(Web page and app entries)
___
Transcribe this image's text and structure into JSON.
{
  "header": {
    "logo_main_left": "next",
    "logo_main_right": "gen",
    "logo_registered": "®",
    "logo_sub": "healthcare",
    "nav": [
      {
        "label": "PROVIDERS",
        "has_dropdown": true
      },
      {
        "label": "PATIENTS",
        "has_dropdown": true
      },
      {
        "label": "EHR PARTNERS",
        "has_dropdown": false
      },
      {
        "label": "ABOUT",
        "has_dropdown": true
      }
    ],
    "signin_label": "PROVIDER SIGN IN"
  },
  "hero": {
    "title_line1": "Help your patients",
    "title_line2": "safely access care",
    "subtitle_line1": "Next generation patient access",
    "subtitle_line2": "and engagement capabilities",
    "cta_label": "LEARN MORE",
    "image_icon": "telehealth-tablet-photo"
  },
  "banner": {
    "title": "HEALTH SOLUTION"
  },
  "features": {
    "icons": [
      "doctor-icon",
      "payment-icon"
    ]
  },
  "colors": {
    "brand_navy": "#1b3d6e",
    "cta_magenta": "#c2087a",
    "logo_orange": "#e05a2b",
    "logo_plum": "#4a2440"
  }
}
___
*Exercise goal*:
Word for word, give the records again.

*Solution below*:
Transcribe this image's text and structure into JSON.
{
  "header": {
    "logo_main_left": "next",
    "logo_main_right": "gen",
    "logo_registered": "®",
    "logo_sub": "healthcare",
    "nav": [
      {
        "label": "PROVIDERS",
        "has_dropdown": true
      },
      {
        "label": "PATIENTS",
        "has_dropdown": true
      },
      {
        "label": "EHR PARTNERS",
        "has_dropdown": false
      },
      {
        "label": "ABOUT",
        "has_dropdown": true
      }
    ],
    "signin_label": "PROVIDER SIGN IN"
  },
  "hero": {
    "title_line1": "Help your patients",
    "title_line2": "safely access care",
    "subtitle_line1": "Next generation patient access",
    "subtitle_line2": "and engagement capabilities",
    "cta_label": "LEARN MORE",
    "image_icon": "telehealth-tablet-photo"
  },
  "banner": {
    "title": "HEALTH SOLUTION"
  },
  "features": {
    "icons": [
      "doctor-icon",
      "payment-icon"
    ]
  },
  "colors": {
    "brand_navy": "#1b3d6e",
    "cta_magenta": "#c2087a",
    "logo_orange": "#e05a2b",
    "logo_plum": "#4a2440"
  }
}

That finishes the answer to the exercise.